Novel exostosin-2 mutation identified in a Chinese family with hereditary multiple osteochondroma
- Weiwei Ruan
- Li Cao
- Zhonghua Chen
- Mingxiang Kong
- Qing Bi
Published online on: January 22, 2018
Copyright: © Ruan et al.
This is an open access article distributed under the terms of Creative Commons Attribution License.
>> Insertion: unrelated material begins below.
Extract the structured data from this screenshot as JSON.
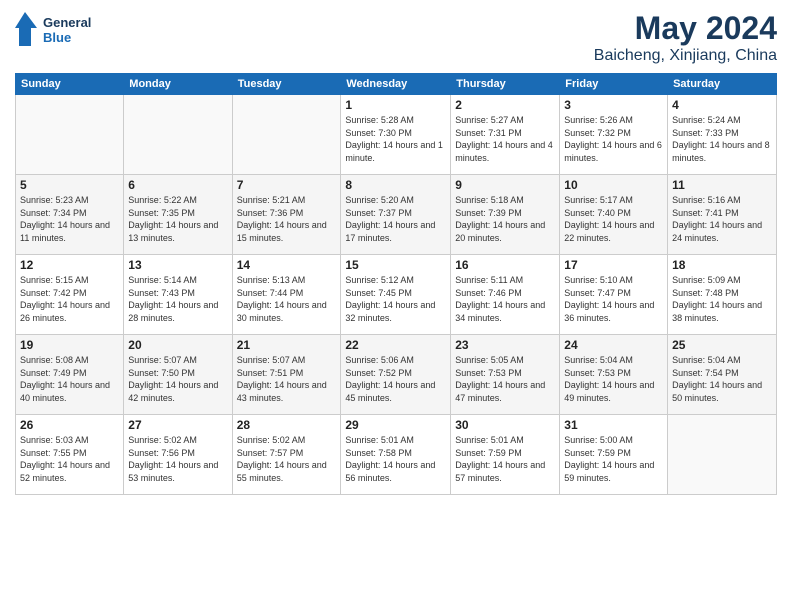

Hereditary multiple osteochondroma (HMO) is an autosomal dominant genetic disorder characterized by multiple outgrowing bony tumors capped by cartilage, generally affecting the metaphyses. The disease is known as hereditary multiple exostoses, familial exostosis, multiple cartilaginous exostoses or hereditary malformation of cartilage. The prevalence of HMO in Europe and the Unites States is ~1:100,000, although it has not been reported in China. The disease is often accompanied by pain, asymmetry and skeletal malformations, including forearm and leg bending deformities, limb length discrepancies, and knee internal and external rotation abnormalities. Mutations to exostosin‑1 (EXT1) and EXT2 mutations cause insufficient heparan sulfate biosynthesis, leading to chondrocyte proliferation, abnormal bone growth in neighboring regions, multiple exostoses, and ultimately malignant transformation. The risk of malignant degeneration to osteochondrosarcoma increases with age, despite the low lifetime risk (~1%). The present study selected a clinical feature of typical HMO pedigrees, and examined mutations in family members by Sanger sequencing. Each of the five patients examined had a novel heterozygous nonsense mutation, c.67C>T p.Arg23*. The mutation is located prior to the EXT2 exostosin domains in the amino acid sequence and results in a protein truncation of the 705 C‑terminal amino acids. The present study provides molecular genetic evidence for a novel causal mechanism of HMO, and provides the basis for clinical genetic counseling for similar diseases.